Joan (Missouri, USA)
Nature Remains (Kentucky, USA)
prairie point (north Texas)
Cephalopodcast.com (Florida, USA) – VIDEO
If you don’t see your own blog post listed, please email me: bontasaurus (at) yahoo (dot) com. And feel free to reproduce this list on your own blog, or anywhere else.
A few years ago, a neighboring farmer sold the wooded portion of his property to a guy from Altoona who had been hunting on it for years, and assiduously courting the farmer by dropping in whenever he could to lend a hand. Before the ink had dried on the deed, he called up his old hunting buddies to tell them he now owned the land — and he didn’t want them hunting on it any longer.
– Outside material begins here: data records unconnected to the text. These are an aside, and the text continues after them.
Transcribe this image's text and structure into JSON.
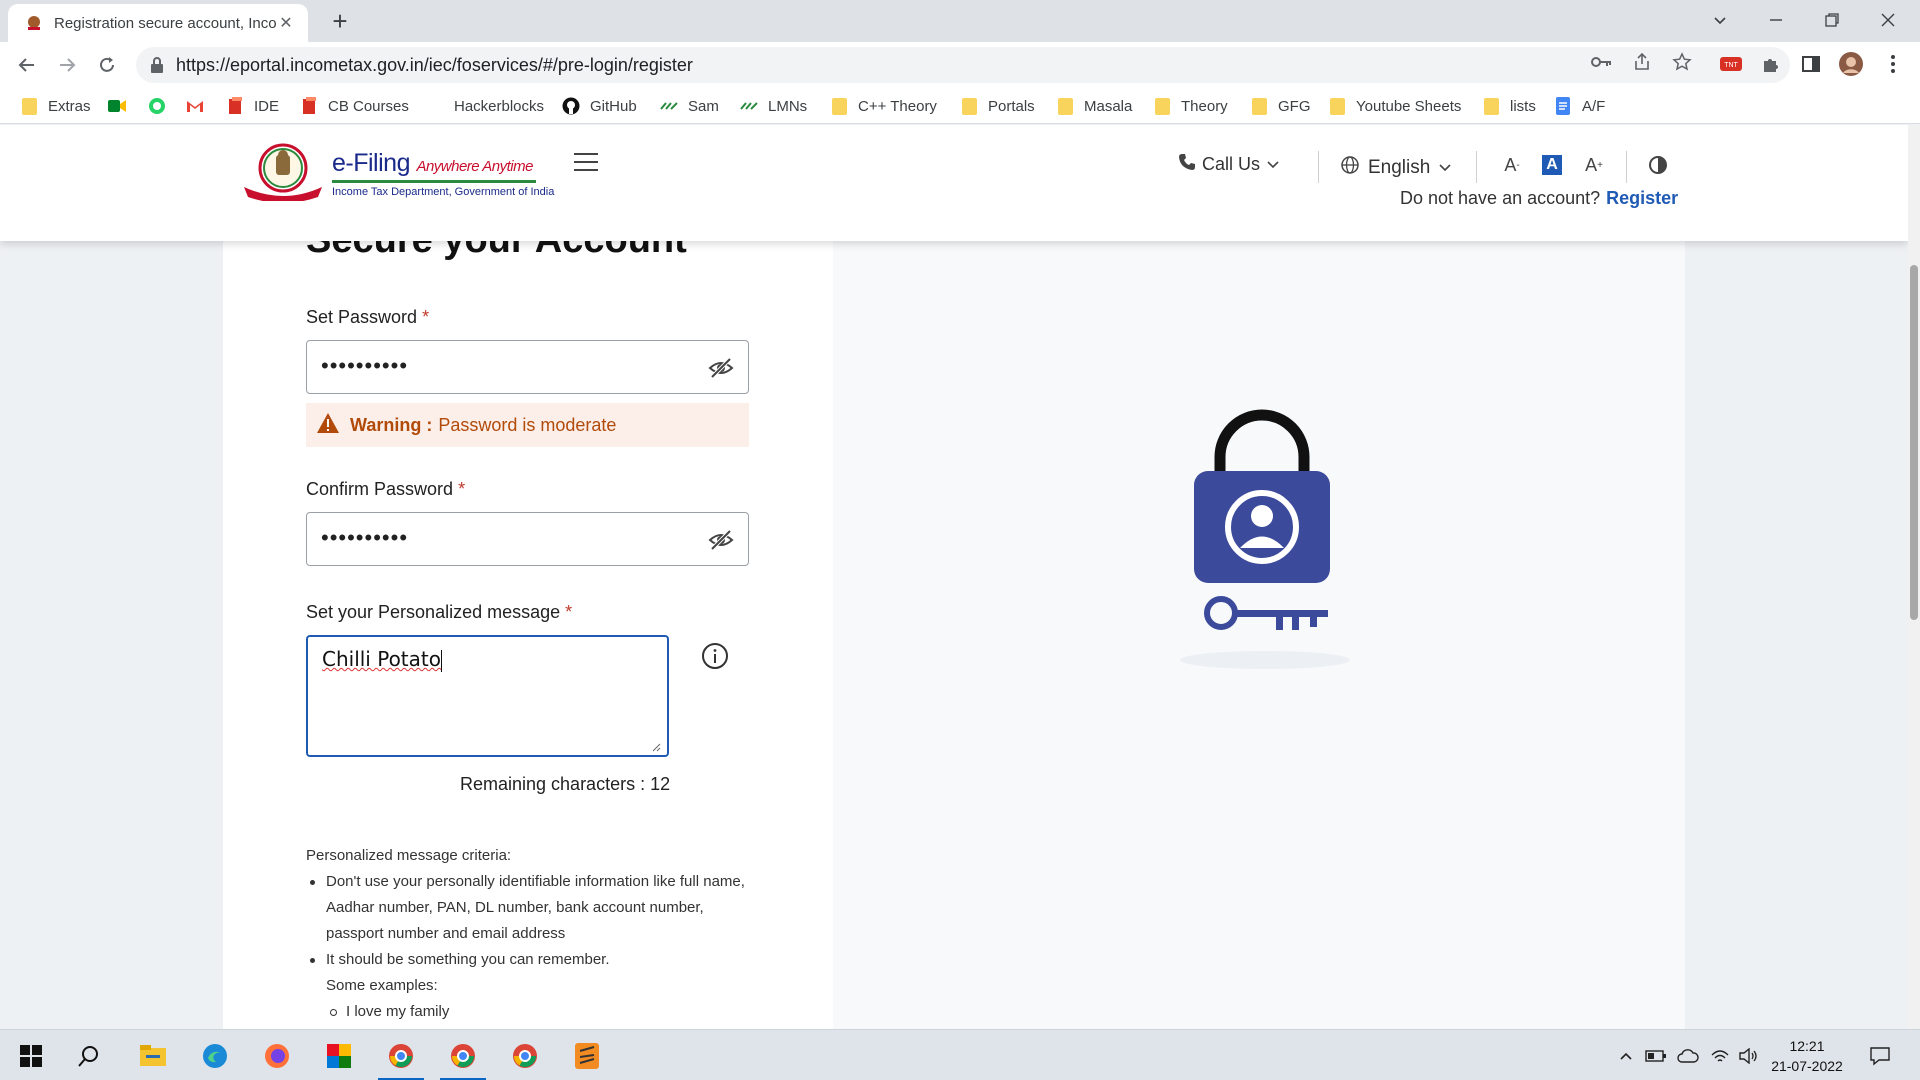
{
  "browser": {
    "tab_title": "Registration secure account, Inco",
    "url": "https://eportal.incometax.gov.in/iec/foservices/#/pre-login/register",
    "bookmarks": [
      "Extras",
      "IDE",
      "CB Courses",
      "Hackerblocks",
      "GitHub",
      "Sam",
      "LMNs",
      "C++ Theory",
      "Portals",
      "Masala",
      "Theory",
      "GFG",
      "Youtube Sheets",
      "lists",
      "A/F"
    ]
  },
  "header": {
    "brand_title": "e-Filing",
    "brand_tagline": "Anywhere Anytime",
    "brand_subtitle": "Income Tax Department, Government of India",
    "call_us": "Call Us",
    "language": "English",
    "font_small": "A",
    "font_normal": "A",
    "font_large": "A",
    "no_account_text": "Do not have an account?",
    "register_link": "Register"
  },
  "form": {
    "heading": "Secure your Account",
    "set_password_label": "Set Password",
    "set_password_value": "••••••••••",
    "warning_label": "Warning :",
    "warning_text": "Password is moderate",
    "confirm_password_label": "Confirm Password",
    "confirm_password_value": "••••••••••",
    "message_label": "Set your Personalized message",
    "message_value": "Chilli Potato",
    "required_mark": "*",
    "remaining_chars": "Remaining characters : 12"
  },
  "criteria": {
    "title": "Personalized message criteria:",
    "items": [
      "Don't use your personally identifiable information like full name, Aadhar number, PAN, DL number, bank account number, passport number and email address",
      "It should be something you can remember."
    ],
    "examples_label": "Some examples:",
    "example_items": [
      "I love my family"
    ]
  },
  "taskbar": {
    "time": "12:21",
    "date": "21-07-2022"
  },
  "colors": {
    "brand_blue": "#1f5ab4",
    "lock_blue": "#3b4a9a",
    "warning_orange": "#b24a0a",
    "required_red": "#c0392b"
  }
}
Then he decided to hire a surveyor to see if he could enlarge his holdings.
That’s where these rocks come in. Thanks to our new neighbor’s territorial ambitions, about seven years ago we were forced to shell out over $10,000 to survey our entire property, in part to prove that the line was not, in fact, two hundred feet farther in our direction than the customary understanding had held.
I thought it would be fun to take a look under one of the stones on a corner of our newly surveyed property line. See the one in the middle, without the orange paint? At some point a few years ago, it had been flipped over by a passing black bear (bears are rather obsessive-compulsive about flipping rocks) and nudged back into place by the next human to happen along. What, besides the buried corner stake, lurked underneath?
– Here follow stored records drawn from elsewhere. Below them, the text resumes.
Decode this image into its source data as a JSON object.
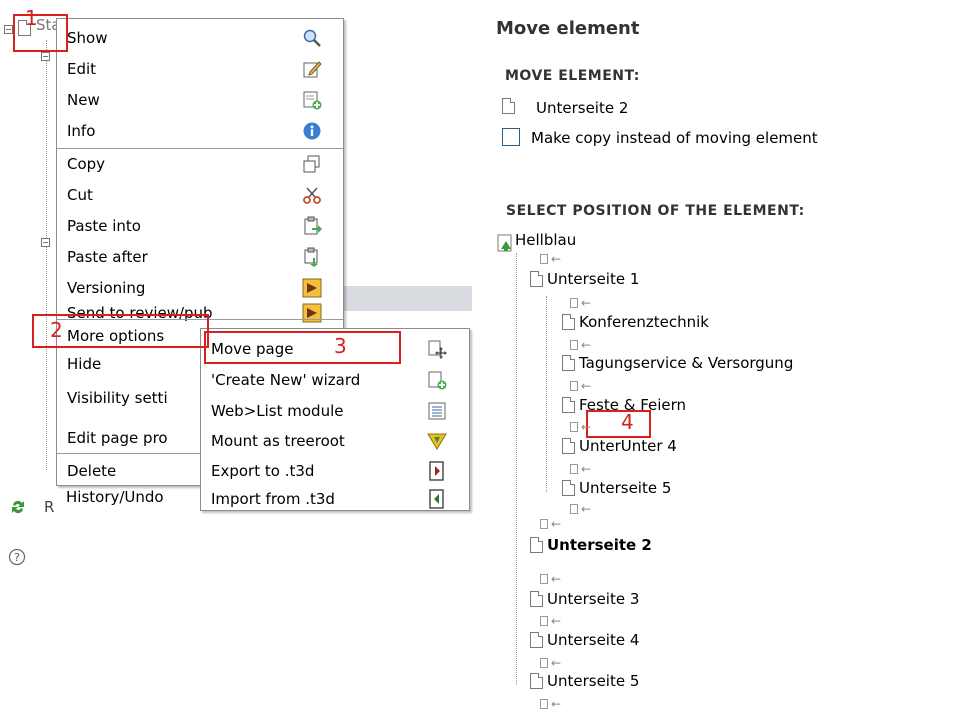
{
  "background": {
    "root_label": "Startseite",
    "reload_initial": "R"
  },
  "context_menu": {
    "items": [
      {
        "label": "Show",
        "icon": "magnifier-icon"
      },
      {
        "label": "Edit",
        "icon": "pencil-icon"
      },
      {
        "label": "New",
        "icon": "new-record-icon"
      },
      {
        "label": "Info",
        "icon": "info-icon"
      },
      {
        "label": "Copy",
        "icon": "copy-icon"
      },
      {
        "label": "Cut",
        "icon": "scissors-icon"
      },
      {
        "label": "Paste into",
        "icon": "paste-into-icon"
      },
      {
        "label": "Paste after",
        "icon": "paste-after-icon"
      },
      {
        "label": "Versioning",
        "icon": "versioning-icon"
      },
      {
        "label": "Send to review/pub",
        "icon": "review-icon"
      },
      {
        "label": "More options",
        "icon": ""
      },
      {
        "label": "Hide",
        "icon": ""
      },
      {
        "label": "Visibility setti",
        "icon": ""
      },
      {
        "label": "Edit page pro",
        "icon": ""
      },
      {
        "label": "Delete",
        "icon": ""
      },
      {
        "label": "History/Undo",
        "icon": ""
      }
    ]
  },
  "submenu": {
    "items": [
      {
        "label": "Move page",
        "icon": "move-icon"
      },
      {
        "label": "'Create New' wizard",
        "icon": "create-wizard-icon"
      },
      {
        "label": "Web>List module",
        "icon": "list-module-icon"
      },
      {
        "label": "Mount as treeroot",
        "icon": "mount-icon"
      },
      {
        "label": "Export to .t3d",
        "icon": "export-icon"
      },
      {
        "label": "Import from .t3d",
        "icon": "import-icon"
      }
    ]
  },
  "annotations": {
    "n1": "1",
    "n2": "2",
    "n3": "3",
    "n4": "4"
  },
  "move_panel": {
    "title": "Move element",
    "move_heading": "MOVE ELEMENT:",
    "element_name": "Unterseite 2",
    "copy_label": "Make copy instead of moving element",
    "select_heading": "SELECT POSITION OF THE ELEMENT:",
    "tree": {
      "root": "Hellblau",
      "nodes": [
        {
          "label": "Unterseite 1"
        },
        {
          "label": "Konferenztechnik"
        },
        {
          "label": "Tagungservice & Versorgung"
        },
        {
          "label": "Feste & Feiern"
        },
        {
          "label": "UnterUnter 4"
        },
        {
          "label": "Unterseite 5"
        },
        {
          "label": "Unterseite 2"
        },
        {
          "label": "Unterseite 3"
        },
        {
          "label": "Unterseite 4"
        },
        {
          "label": "Unterseite 5"
        }
      ]
    }
  },
  "colors": {
    "annotation_red": "#d92020",
    "heading_grey": "#333333"
  }
}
A very small woodland cockroach…
and a pile of moldy rodent droppings. It seemed strangely appropriate.
Send your IRFD links to me, bontasaurus (at) yahoo(dot) com, for recirculation to all participants tonight and tomorrow. (If you missed the orignal post explaining the event, it’s here. See also Bev’s thoughts here.) In the meantime, you can upload your photos to the Flickr photo pool and check out the other early entries from Windywillow, Heraclitean Fire, Sheep Days, Earth, Wind & Water, Pocahontas County Fare, and chatoyance.
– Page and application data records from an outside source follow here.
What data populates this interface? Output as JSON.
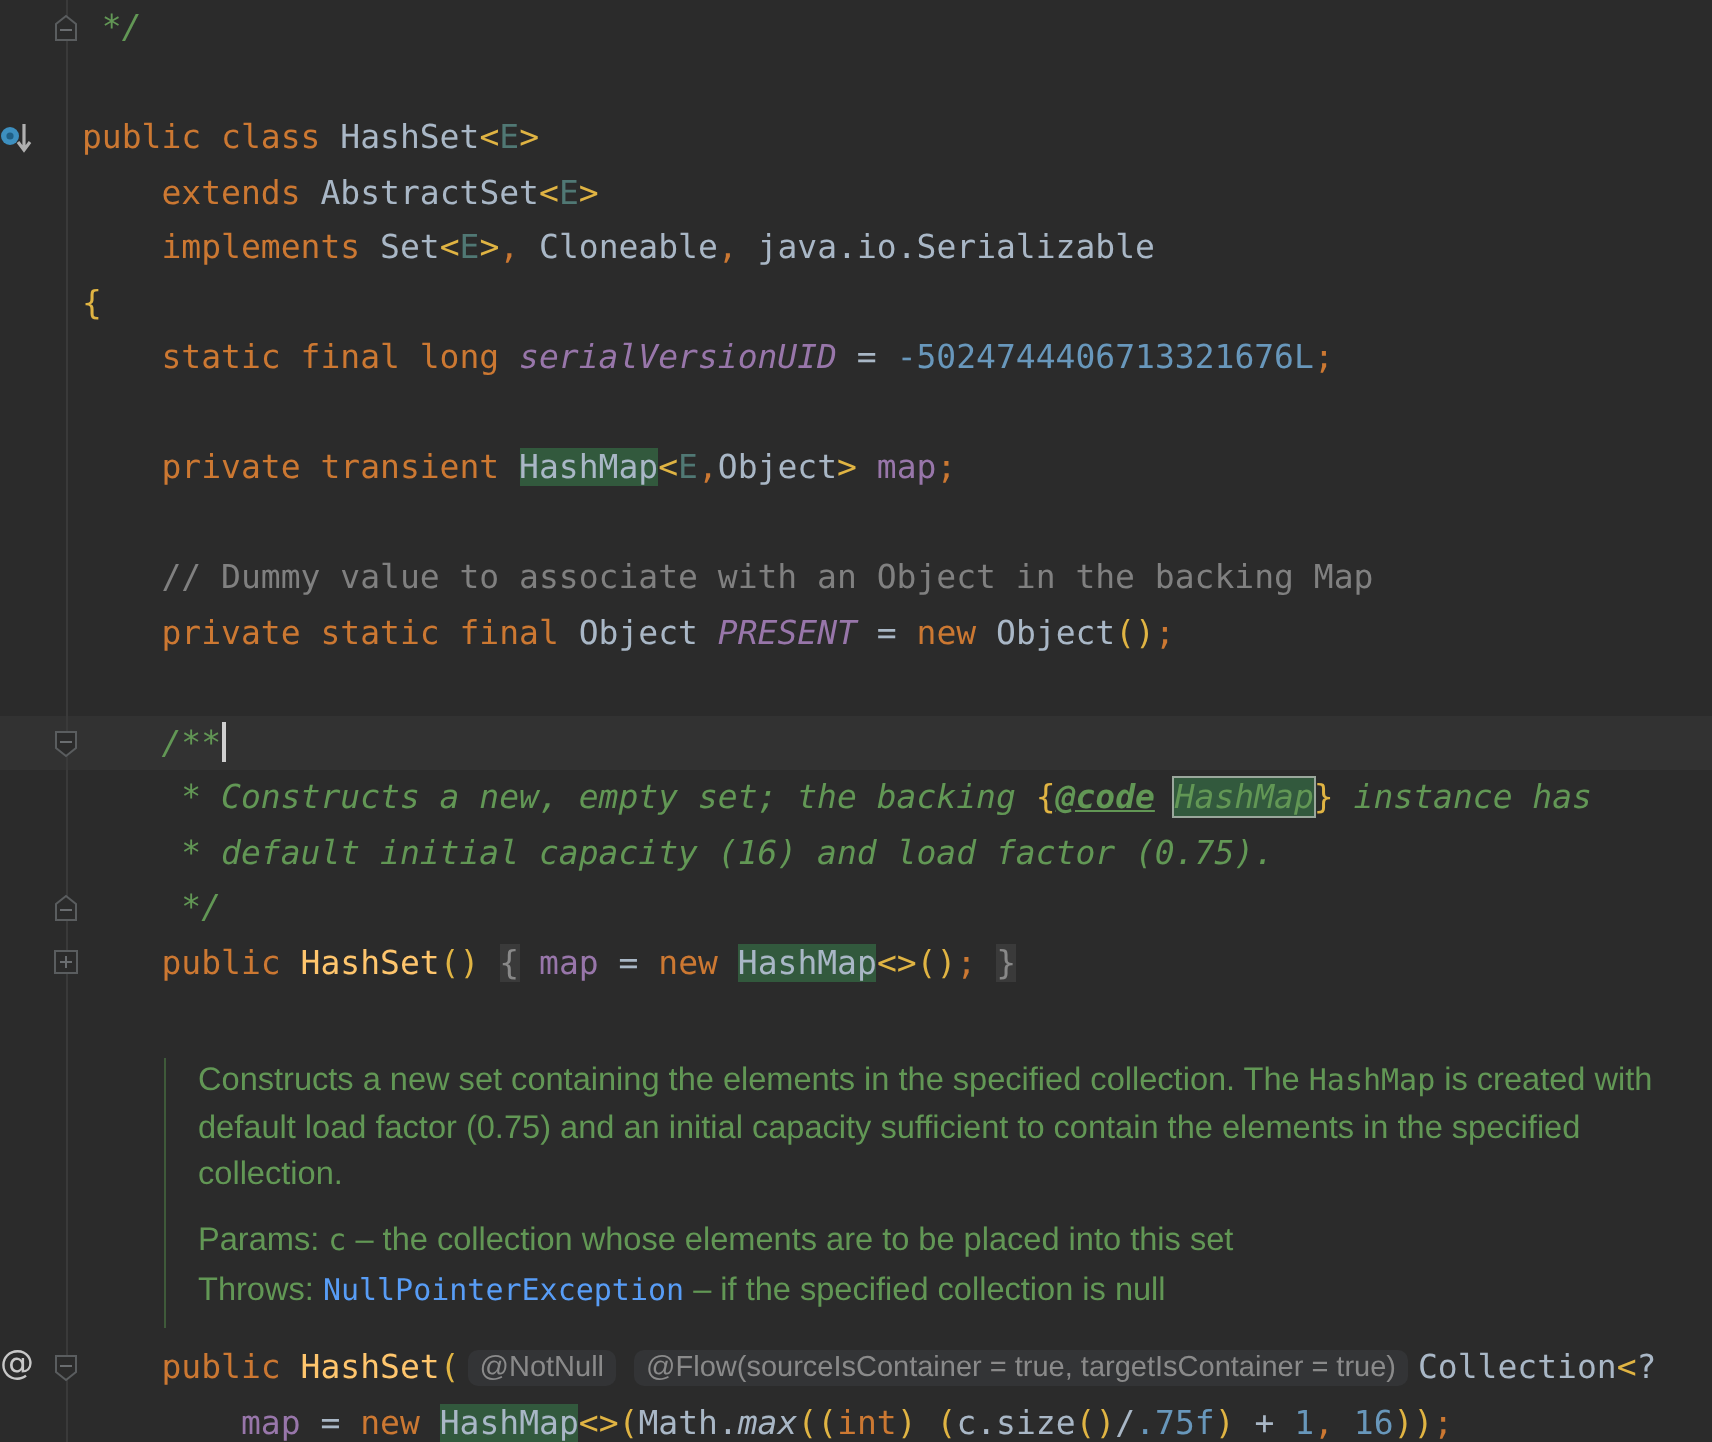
{
  "editor": {
    "rows": [
      {
        "kind": "code",
        "fold_end": true,
        "tokens": [
          {
            "kind": "doc",
            "text": " */"
          }
        ]
      },
      {
        "kind": "blank"
      },
      {
        "kind": "code",
        "overrides": true,
        "tokens": [
          {
            "kind": "keyword",
            "text": "public class "
          },
          {
            "kind": "type",
            "text": "HashSet"
          },
          {
            "kind": "bracket",
            "text": "<"
          },
          {
            "kind": "generic",
            "text": "E"
          },
          {
            "kind": "bracket",
            "text": ">"
          }
        ]
      },
      {
        "kind": "code",
        "tokens": [
          {
            "kind": "keyword",
            "text": "    extends "
          },
          {
            "kind": "type",
            "text": "AbstractSet"
          },
          {
            "kind": "bracket",
            "text": "<"
          },
          {
            "kind": "generic",
            "text": "E"
          },
          {
            "kind": "bracket",
            "text": ">"
          }
        ]
      },
      {
        "kind": "code",
        "tokens": [
          {
            "kind": "keyword",
            "text": "    implements "
          },
          {
            "kind": "type",
            "text": "Set"
          },
          {
            "kind": "bracket",
            "text": "<"
          },
          {
            "kind": "generic",
            "text": "E"
          },
          {
            "kind": "bracket",
            "text": ">"
          },
          {
            "kind": "operator",
            "text": ", "
          },
          {
            "kind": "type",
            "text": "Cloneable"
          },
          {
            "kind": "operator",
            "text": ", "
          },
          {
            "kind": "plain",
            "text": "java.io.Serializable"
          }
        ]
      },
      {
        "kind": "code",
        "tokens": [
          {
            "kind": "bracket",
            "text": "{"
          }
        ]
      },
      {
        "kind": "code",
        "tokens": [
          {
            "kind": "keyword",
            "text": "    static final long "
          },
          {
            "kind": "constant",
            "text": "serialVersionUID"
          },
          {
            "kind": "plain",
            "text": " = "
          },
          {
            "kind": "number",
            "text": "-5024744406713321676L"
          },
          {
            "kind": "operator",
            "text": ";"
          }
        ]
      },
      {
        "kind": "blank"
      },
      {
        "kind": "code",
        "tokens": [
          {
            "kind": "keyword",
            "text": "    private transient "
          },
          {
            "kind": "type",
            "text": "HashMap",
            "highlighted": true
          },
          {
            "kind": "bracket",
            "text": "<"
          },
          {
            "kind": "generic",
            "text": "E"
          },
          {
            "kind": "operator",
            "text": ","
          },
          {
            "kind": "type",
            "text": "Object"
          },
          {
            "kind": "bracket",
            "text": ">"
          },
          {
            "kind": "field",
            "text": " map"
          },
          {
            "kind": "operator",
            "text": ";"
          }
        ]
      },
      {
        "kind": "blank"
      },
      {
        "kind": "code",
        "tokens": [
          {
            "kind": "comment",
            "text": "    // Dummy value to associate with an Object in the backing Map"
          }
        ]
      },
      {
        "kind": "code",
        "tokens": [
          {
            "kind": "keyword",
            "text": "    private static final "
          },
          {
            "kind": "type",
            "text": "Object"
          },
          {
            "kind": "constant",
            "text": " PRESENT"
          },
          {
            "kind": "plain",
            "text": " = "
          },
          {
            "kind": "keyword",
            "text": "new "
          },
          {
            "kind": "type",
            "text": "Object"
          },
          {
            "kind": "bracket",
            "text": "()"
          },
          {
            "kind": "operator",
            "text": ";"
          }
        ]
      },
      {
        "kind": "blank"
      },
      {
        "kind": "code",
        "current": true,
        "fold_start": true,
        "tokens": [
          {
            "kind": "doc",
            "text": "    /**"
          }
        ]
      },
      {
        "kind": "code",
        "tokens": [
          {
            "kind": "doc",
            "text": "     * Constructs a new, empty set; the backing "
          },
          {
            "kind": "bracket",
            "text": "{"
          },
          {
            "kind": "tag",
            "text": "@code"
          },
          {
            "kind": "doc",
            "text": "HashMap",
            "highlighted": true,
            "outlined": true
          },
          {
            "kind": "bracket",
            "text": "}"
          },
          {
            "kind": "doc",
            "text": " instance has"
          }
        ]
      },
      {
        "kind": "code",
        "tokens": [
          {
            "kind": "doc",
            "text": "     * default initial capacity (16) and load factor (0.75)."
          }
        ]
      },
      {
        "kind": "code",
        "fold_end": true,
        "tokens": [
          {
            "kind": "doc",
            "text": "     */"
          }
        ]
      },
      {
        "kind": "code",
        "folded": true,
        "tokens": [
          {
            "kind": "keyword",
            "text": "    public "
          },
          {
            "kind": "method",
            "text": "HashSet"
          },
          {
            "kind": "bracket",
            "text": "() "
          },
          {
            "kind": "plain",
            "text": "{",
            "folded": true
          },
          {
            "kind": "field",
            "text": " map"
          },
          {
            "kind": "plain",
            "text": " = "
          },
          {
            "kind": "keyword",
            "text": "new "
          },
          {
            "kind": "type",
            "text": "HashMap",
            "highlighted": true
          },
          {
            "kind": "bracket",
            "text": "<>()"
          },
          {
            "kind": "operator",
            "text": "; "
          },
          {
            "kind": "plain",
            "text": "}",
            "folded": true
          }
        ]
      },
      {
        "kind": "doc",
        "lines": [
          [
            {
              "text": "Constructs a new set containing the elements in the specified collection. The "
            },
            {
              "text": "HashMap",
              "code": true
            },
            {
              "text": " is created with"
            }
          ],
          [
            {
              "text": "default load factor (0.75) and an initial capacity sufficient to contain the elements in the specified"
            }
          ],
          [
            {
              "text": "collection."
            }
          ],
          [
            {
              "text": "Params: "
            },
            {
              "text": "c",
              "code": true
            },
            {
              "text": " – the collection whose elements are to be placed into this set"
            }
          ],
          [
            {
              "text": "Throws: "
            },
            {
              "text": "NullPointerException",
              "link": true
            },
            {
              "text": " – if the specified collection is null"
            }
          ]
        ]
      },
      {
        "kind": "code",
        "gutter_text": "@",
        "fold_start": true,
        "tokens": [
          {
            "kind": "keyword",
            "text": "    public "
          },
          {
            "kind": "method",
            "text": "HashSet"
          },
          {
            "kind": "bracket",
            "text": "("
          },
          {
            "kind": "hint",
            "text": "@NotNull"
          },
          {
            "kind": "hint",
            "text": "@Flow(sourceIsContainer = true, targetIsContainer = true)"
          },
          {
            "kind": "type",
            "text": "Collection"
          },
          {
            "kind": "bracket",
            "text": "<"
          },
          {
            "kind": "plain",
            "text": "?"
          }
        ]
      },
      {
        "kind": "code",
        "tokens": [
          {
            "kind": "field",
            "text": "        map"
          },
          {
            "kind": "plain",
            "text": " = "
          },
          {
            "kind": "keyword",
            "text": "new "
          },
          {
            "kind": "type",
            "text": "HashMap",
            "highlighted": true
          },
          {
            "kind": "bracket",
            "text": "<>("
          },
          {
            "kind": "plain",
            "text": "Math."
          },
          {
            "kind": "static-method",
            "text": "max"
          },
          {
            "kind": "bracket",
            "text": "(("
          },
          {
            "kind": "keyword",
            "text": "int"
          },
          {
            "kind": "bracket",
            "text": ") "
          },
          {
            "kind": "bracket",
            "text": "("
          },
          {
            "kind": "plain",
            "text": "c.size"
          },
          {
            "kind": "bracket",
            "text": "()"
          },
          {
            "kind": "plain",
            "text": "/"
          },
          {
            "kind": "number",
            "text": ".75f"
          },
          {
            "kind": "bracket",
            "text": ")"
          },
          {
            "kind": "plain",
            "text": " + "
          },
          {
            "kind": "number",
            "text": "1"
          },
          {
            "kind": "operator",
            "text": ", "
          },
          {
            "kind": "number",
            "text": "16"
          },
          {
            "kind": "bracket",
            "text": "))"
          },
          {
            "kind": "operator",
            "text": ";"
          }
        ]
      }
    ]
  }
}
Word about International Rock-Flipping Day has been spreading steadily across the internets, and it looks as if a fair number of people will be taking to the woods and fields and shores to flip rocks tomorrow.
One thing I forgot to do in the initial post is to caution people about flipping rocks in poisonous snake or scorpion habitat. In that case, I’d suggest wearing gloves and/or using a pry bar — or simply finding somewhere else to do your flipping. Please do not disturb any known rattlesnake shelters if you don’t plan on replacing the rocks exactly as you found them. Timber rattlesnakes, like many other adult herps, are very site-loyal, and can die if their homes are destroyed. Also, don’t play with spiders. If you disturb an adjacent hornet nest (hey, it’s possible), run like hell. But be sure to have someone standing by to get it all on film!
I learned about a slightly more respectable rock-related activity on the radio this week: stone-skipping (that’s “ducks and drakes” for you Brits). The Penn State-supported NPR station WPSU has an occasional feature called “Sports That Are Not Football,” and this week, producer Cynthia Berger travelled to Franklin, Pennsylvania for the Rock in the River Festival.
Listen to the podcast.